Our overall aim is that by working collaboratively with other institutions and Research Libraries UK, the SALT project will advance our knowledge and understanding of how best to support research in the 21st century. Libraries are a rich source of valuable information, but sometimes the sheer volume of materials they hold can be overwhelming even to the most experienced researcher — and we know that researchers’ expectation on how to discover content is shifting in an increasingly personalised digital world. We know that library users — particularly those researching niche or specialist subjects — are often seeking content based on a recommendation from a contemporary, a peer, colleagues or academic tutors. The SALT Project aims to provide libraries with the ability to provide users with that information. Similar to Amazons, ‘customers who bought this item also bought….’ the recommenders on this system will appear on a local library catalogue and on Copac and will be based on circulation data which has been gathered over the past 10 years at The University of Manchester’s internationally renowned research library.
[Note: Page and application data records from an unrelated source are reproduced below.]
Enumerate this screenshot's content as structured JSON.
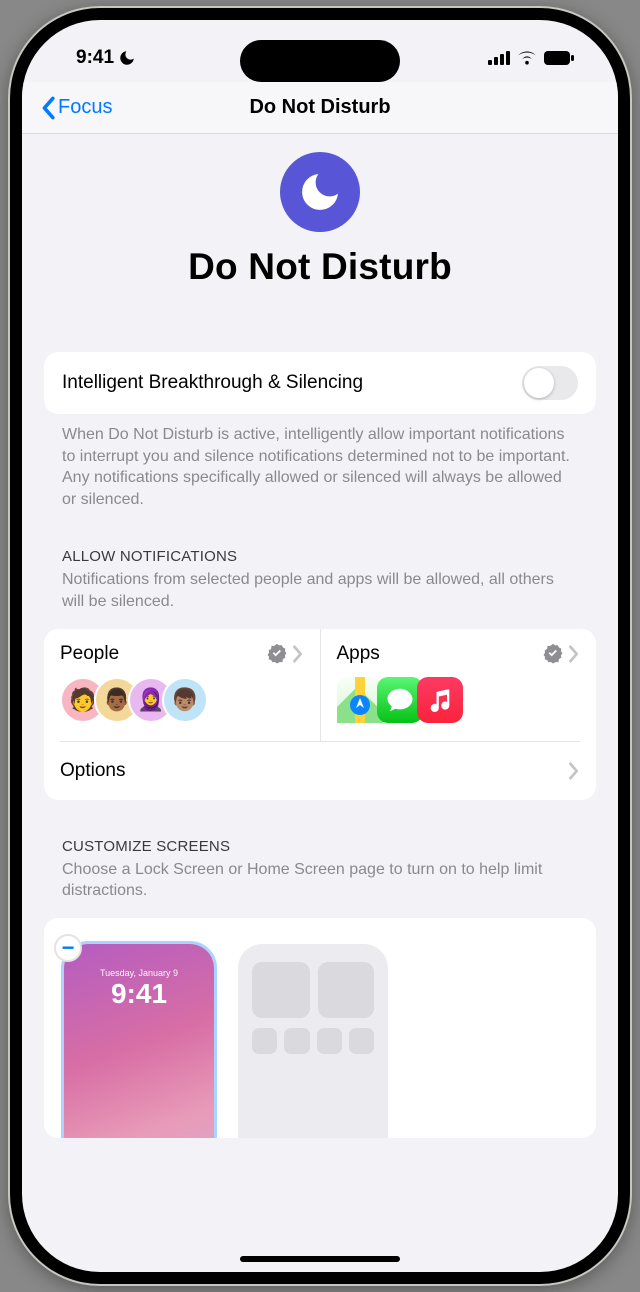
{
  "status": {
    "time": "9:41"
  },
  "nav": {
    "back_label": "Focus",
    "title": "Do Not Disturb"
  },
  "hero": {
    "title": "Do Not Disturb"
  },
  "intelligent": {
    "label": "Intelligent Breakthrough & Silencing",
    "footnote": "When Do Not Disturb is active, intelligently allow important notifications to interrupt you and silence notifications determined not to be important. Any notifications specifically allowed or silenced will always be allowed or silenced.",
    "enabled": false
  },
  "allow": {
    "header": "ALLOW NOTIFICATIONS",
    "sub": "Notifications from selected people and apps will be allowed, all others will be silenced.",
    "people_label": "People",
    "apps_label": "Apps",
    "options_label": "Options",
    "people_avatars": [
      {
        "bg": "#f7b6c2"
      },
      {
        "bg": "#f3d89a"
      },
      {
        "bg": "#e9b8f0"
      },
      {
        "bg": "#bfe3f7"
      }
    ],
    "apps_icons": [
      {
        "name": "maps"
      },
      {
        "name": "messages"
      },
      {
        "name": "music"
      }
    ]
  },
  "customize": {
    "header": "CUSTOMIZE SCREENS",
    "sub": "Choose a Lock Screen or Home Screen page to turn on to help limit distractions.",
    "lock_date": "Tuesday, January 9",
    "lock_time": "9:41"
  }
}
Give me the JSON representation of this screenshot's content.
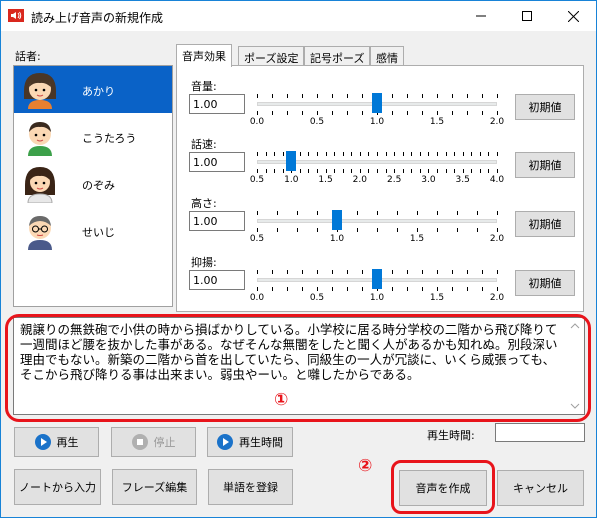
{
  "window": {
    "title": "読み上げ音声の新規作成"
  },
  "speakers": {
    "label": "話者:",
    "items": [
      {
        "name": "あかり",
        "selected": true
      },
      {
        "name": "こうたろう",
        "selected": false
      },
      {
        "name": "のぞみ",
        "selected": false
      },
      {
        "name": "せいじ",
        "selected": false
      }
    ]
  },
  "tabs": [
    "音声効果",
    "ポーズ設定",
    "記号ポーズ",
    "感情"
  ],
  "active_tab": "音声効果",
  "sliders": [
    {
      "label": "音量:",
      "value": "1.00",
      "min": 0.0,
      "max": 2.0,
      "current": 1.0,
      "tick_labels": [
        "0.0",
        "0.5",
        "1.0",
        "1.5",
        "2.0"
      ]
    },
    {
      "label": "話速:",
      "value": "1.00",
      "min": 0.5,
      "max": 4.0,
      "current": 1.0,
      "tick_labels": [
        "0.5",
        "1.0",
        "1.5",
        "2.0",
        "2.5",
        "3.0",
        "3.5",
        "4.0"
      ]
    },
    {
      "label": "高さ:",
      "value": "1.00",
      "min": 0.5,
      "max": 2.0,
      "current": 1.0,
      "tick_labels": [
        "0.5",
        "1.0",
        "1.5",
        "2.0"
      ]
    },
    {
      "label": "抑揚:",
      "value": "1.00",
      "min": 0.0,
      "max": 2.0,
      "current": 1.0,
      "tick_labels": [
        "0.0",
        "0.5",
        "1.0",
        "1.5",
        "2.0"
      ]
    }
  ],
  "reset_label": "初期値",
  "text_content": "親譲りの無鉄砲で小供の時から損ばかりしている。小学校に居る時分学校の二階から飛び降りて一週間ほど腰を抜かした事がある。なぜそんな無闇をしたと聞く人があるかも知れぬ。別段深い理由でもない。新築の二階から首を出していたら、同級生の一人が冗談に、いくら威張っても、そこから飛び降りる事は出来まい。弱虫やーい。と囃したからである。",
  "markers": {
    "one": "①",
    "two": "②"
  },
  "playback": {
    "play": "再生",
    "stop": "停止",
    "play_time_button": "再生時間",
    "play_time_label": "再生時間:"
  },
  "bottom_buttons": {
    "from_note": "ノートから入力",
    "phrase_edit": "フレーズ編集",
    "register_word": "単語を登録",
    "create": "音声を作成",
    "cancel": "キャンセル"
  },
  "colors": {
    "selection": "#0a62c7",
    "slider_thumb": "#0078d7",
    "annotation_red": "#e8141b"
  },
  "icons": {
    "play": "play-icon",
    "stop": "stop-icon",
    "clock": "clock-play-icon"
  }
}
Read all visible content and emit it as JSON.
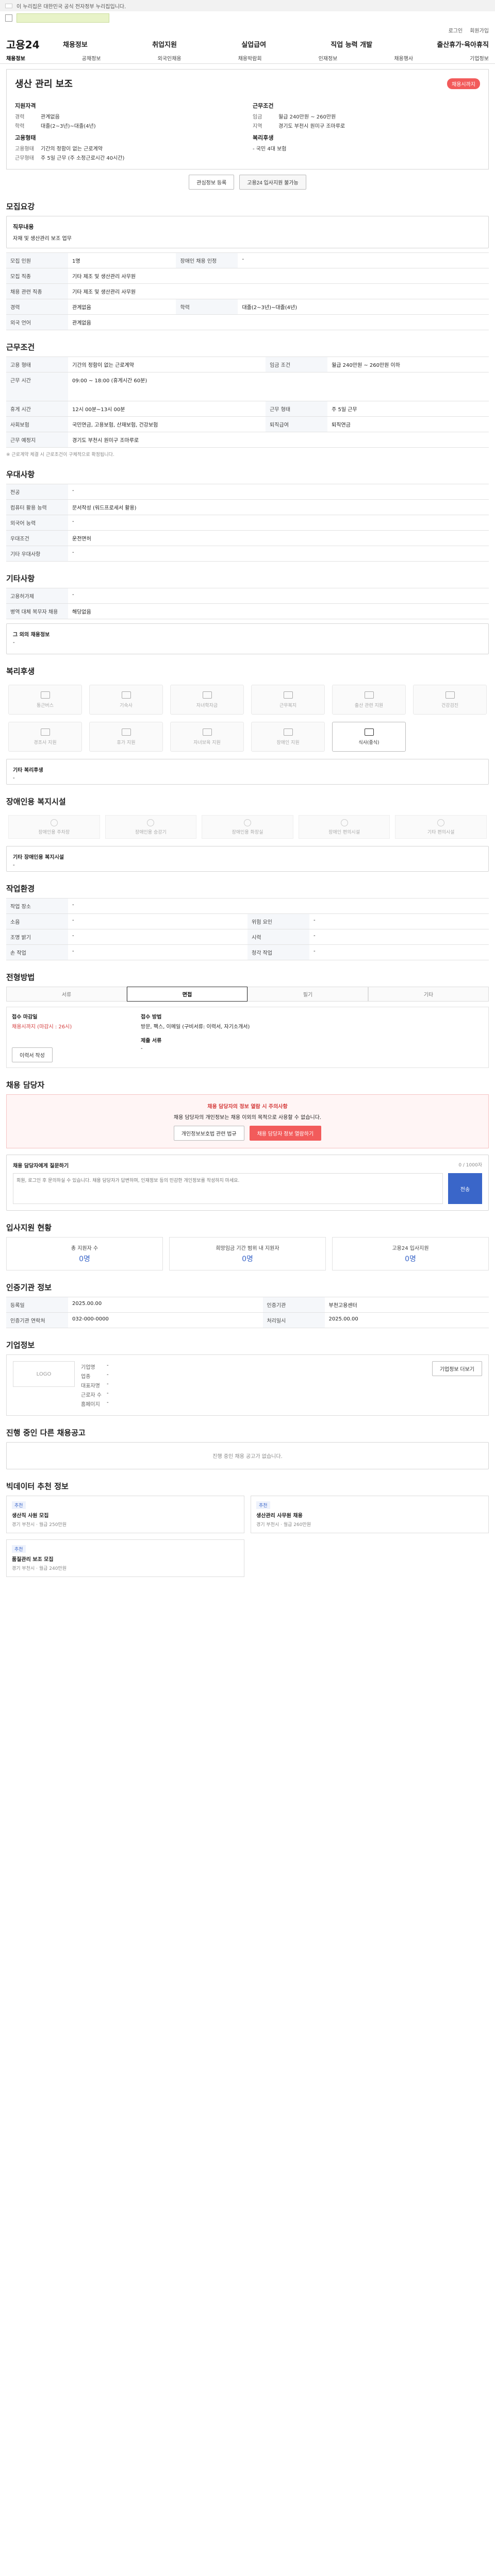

How effective will this model prove to be for users — particularly humanities researchers users?
Here’s what we want to find out:
- Will researchers in the field of humanities benefit from receiving book recommendations, and if so, in what ways?
- Will the users go beyond the reading list and be exposed to rare and niche collections — will new paths of discovery be opened up?
- Will collections in the library, previously undervalued and underused find a new appreciative audience — will the Long Tail be exposed and exploited for research?
- Will researchers see new links in their studies, possibly in other disciplines?
We also want to consider if there are other potential beneficiaries. By highlighting rarer collections, valuing niche items and bringing to the surface less popular but nevertheless worthy materials, libraries will have the leverage they need to ensure the preservation of these rich materials. Can such data or services assist in decision-making around collections management? We will be consulting with Leeds University Library and the White Rose Consortium, as well as UKRR in this area.
(And finally, as part of our sustainability planning, we want to look at how scalable this approach might be for developing a shared aggregation service of circulation data for UK University Libraries. We’re working with potential data contributors such as Cambridge University Library, University of Sussex Library, and the M25 consortium as well as RLUK to trial and provide feedback on the project outputs, with specific attention to the sustainability of an API service as a national shared service for HE/FE that supports academic excellence and drives institutional efficiencies.